The Sanctuary of Fortuna Primigenia, located in the town of Palestrina, Italy, is an ancient Roman religious complex renowned for its architectural grandeur and artistic beauty. This magnificent sanctuary, dedicated to the goddess Fortuna Primigenia, served as a center of worship and pilgrimage during the Roman Empire. Spanning several levels on the slopes of Mount Ginestro, the sanctuary remains an important archaeological site and a testament to the rich cultural heritage of ancient Rome.
The sanctuary was built on a hillside overlooking the town of Praeneste, and it is one of the most impressive examples of Roman religious architecture from the Republican period. The sanctuary occupies a series of six vast terraces, which, resting on large masonry substructures and connected with each other by staircases, rise one above the other on the hill in the form of the front side of a ziggurat, crowned on the highest terrace by a cave surmounted by the semicircular porch of the temple of Fortune.
The goddess Fortuna (Primigenia)
The temple within the sanctuary was dedicated to the goddess Fortuna Primigenia (Fortune of the First Born), at the same time mother and daughter of Jupiter. Fortuna Primigenia is a goddess of fortune and fertility, and she was believed to have been born at the site. According to legend, the goddess was born from the rock on which the temple was built, and she was worshipped as a protector of mothers and infants. The sanctuary was one of the most important pilgrimage sites in ancient Rome, and it attracted thousands of devotees each year who came to offer prayers and sacrifices to the goddess. The cult of the goddess was associated with the oracle which occurred through the extraction of the sortes.
History of the sanctuary of Fortuna Primigenia
- Origins and Early Development: The Sanctuary of Fortuna Primigenia traces its origins to the 2nd century BCE when a small shrine dedicated to Fortuna, the Roman goddess of luck and fortune, was established in Palestrina. Over time, the shrine expanded into a vast complex due to its increasing popularity and the patronage of prominent Roman aristocrats.
- The Transformation into a Monumental Sanctuary: In the 1st century BCE, a wealthy Roman politician and general named Lucius Licinius Sulla commissioned the expansion and transformation of the shrine into a monumental sanctuary. The project aimed to create a grand temple complex that would rival the architectural splendor of Rome itself. The construction continued under subsequent rulers and took several decades to complete.
Architecture and Layout
- Terraced Architecture: The Sanctuary of Fortuna Primigenia features a unique and innovative terraced architecture, adapting to the steep slope of Mount Ginestro.
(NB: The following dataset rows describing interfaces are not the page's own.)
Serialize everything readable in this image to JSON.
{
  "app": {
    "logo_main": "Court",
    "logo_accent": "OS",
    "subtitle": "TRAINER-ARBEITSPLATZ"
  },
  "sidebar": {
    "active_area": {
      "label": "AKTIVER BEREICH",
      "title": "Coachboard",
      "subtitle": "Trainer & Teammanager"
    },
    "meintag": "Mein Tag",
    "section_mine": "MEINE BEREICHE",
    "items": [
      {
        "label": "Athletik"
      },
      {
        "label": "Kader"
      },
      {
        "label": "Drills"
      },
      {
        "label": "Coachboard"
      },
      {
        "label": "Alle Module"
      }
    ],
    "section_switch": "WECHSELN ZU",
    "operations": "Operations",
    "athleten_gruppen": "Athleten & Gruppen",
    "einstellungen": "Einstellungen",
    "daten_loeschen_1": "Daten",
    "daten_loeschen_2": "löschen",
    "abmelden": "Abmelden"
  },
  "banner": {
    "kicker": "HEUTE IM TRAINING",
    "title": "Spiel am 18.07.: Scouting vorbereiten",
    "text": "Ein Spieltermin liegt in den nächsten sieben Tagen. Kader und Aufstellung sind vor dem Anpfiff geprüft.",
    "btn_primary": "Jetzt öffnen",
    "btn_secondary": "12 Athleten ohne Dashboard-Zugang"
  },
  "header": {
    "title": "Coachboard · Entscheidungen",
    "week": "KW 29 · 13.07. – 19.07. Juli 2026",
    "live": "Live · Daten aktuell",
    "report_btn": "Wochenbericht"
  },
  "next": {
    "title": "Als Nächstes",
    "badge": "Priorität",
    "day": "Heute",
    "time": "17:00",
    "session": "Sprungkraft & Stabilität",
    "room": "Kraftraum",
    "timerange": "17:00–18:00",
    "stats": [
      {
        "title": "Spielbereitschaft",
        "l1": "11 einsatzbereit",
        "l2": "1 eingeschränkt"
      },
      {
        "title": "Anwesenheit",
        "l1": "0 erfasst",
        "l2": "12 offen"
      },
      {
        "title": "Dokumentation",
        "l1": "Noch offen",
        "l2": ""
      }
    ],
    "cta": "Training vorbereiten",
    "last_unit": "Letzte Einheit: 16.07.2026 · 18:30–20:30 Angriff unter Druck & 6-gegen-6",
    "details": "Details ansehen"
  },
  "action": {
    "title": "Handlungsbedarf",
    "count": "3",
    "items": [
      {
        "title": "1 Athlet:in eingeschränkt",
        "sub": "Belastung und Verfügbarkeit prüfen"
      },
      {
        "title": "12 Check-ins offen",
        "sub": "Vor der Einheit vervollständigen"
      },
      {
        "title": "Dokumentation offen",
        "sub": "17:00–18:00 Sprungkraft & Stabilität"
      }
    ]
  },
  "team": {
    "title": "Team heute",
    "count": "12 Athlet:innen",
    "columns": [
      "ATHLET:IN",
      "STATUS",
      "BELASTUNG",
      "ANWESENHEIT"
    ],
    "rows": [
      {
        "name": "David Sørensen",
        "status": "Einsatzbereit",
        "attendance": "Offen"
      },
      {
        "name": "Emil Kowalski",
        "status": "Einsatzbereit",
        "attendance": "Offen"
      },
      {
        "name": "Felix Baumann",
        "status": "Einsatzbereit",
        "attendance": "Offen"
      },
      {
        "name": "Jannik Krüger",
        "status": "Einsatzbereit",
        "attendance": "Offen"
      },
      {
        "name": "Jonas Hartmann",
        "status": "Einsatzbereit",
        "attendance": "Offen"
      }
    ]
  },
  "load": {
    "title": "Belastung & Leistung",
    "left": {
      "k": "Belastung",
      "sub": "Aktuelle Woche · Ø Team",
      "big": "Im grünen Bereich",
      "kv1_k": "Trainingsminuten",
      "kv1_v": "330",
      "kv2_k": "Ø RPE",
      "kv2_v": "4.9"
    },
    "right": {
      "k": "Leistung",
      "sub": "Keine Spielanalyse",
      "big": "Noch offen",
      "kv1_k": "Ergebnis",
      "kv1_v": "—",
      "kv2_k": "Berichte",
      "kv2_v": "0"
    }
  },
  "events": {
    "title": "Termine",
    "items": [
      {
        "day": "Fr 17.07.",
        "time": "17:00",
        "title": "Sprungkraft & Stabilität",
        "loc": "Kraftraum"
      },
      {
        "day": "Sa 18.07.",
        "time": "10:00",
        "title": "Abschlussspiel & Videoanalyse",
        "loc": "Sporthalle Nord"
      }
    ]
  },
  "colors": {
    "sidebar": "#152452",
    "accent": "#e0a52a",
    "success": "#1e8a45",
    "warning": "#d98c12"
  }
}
The sanctuary is built on multiple levels, with interconnected terraces, ramps, and staircases, creating a breathtaking ensemble of cascading structures.
- The Main Temple: At the heart of the sanctuary stands the main temple, dedicated to Fortuna Primigenia. The temple was an extraordinary structure adorned with elaborate columns, friezes, and sculptures. It featured a spacious cella (inner chamber) that housed the statue of the goddess.
- The Theater Complex: Adjacent to the temple, the sanctuary boasts an impressive theater complex. The theater was a significant component of the sanctuary, serving as a venue for various performances and religious rituals. It could accommodate thousands of spectators and was renowned for its exceptional acoustics.
- Nymphaeum and Underground Passages: Another notable feature of the sanctuary is the Nymphaeum, a grand ornamental fountain dedicated to water nymphs. The Nymphaeum, along with a network of underground passages and chambers, created a complex system for the management of water flow and the supply of the sanctuary’s needs.
Art and Decoration in the sanctuary
- Sculptures and Reliefs: The Sanctuary of Fortuna Primigenia boasted an abundance of sculptures and reliefs that adorned its structures. These artworks depicted mythological scenes, divine figures, and various aspects of Roman life. The sculptures were crafted with great skill and precision, showcasing the artistic prowess of ancient Roman sculptors.
- Wall Paintings and Mosaics: The walls and floors of the sanctuary were adorned with vibrant frescoes and intricate mosaics. These artistic elements depicted a wide range of subjects, including floral motifs, landscapes, and narrative scenes. The wall paintings and mosaics added color and visual splendor to the sanctuary, creating a captivating atmosphere for visitors.
Between the 12th and 17th centuries CE the families Colonna and Barberiniy built, on the ruins of the sanctuary, a palace that today host a museum where are displaced many objects found during the excavations in the area of the ancient sanctuary.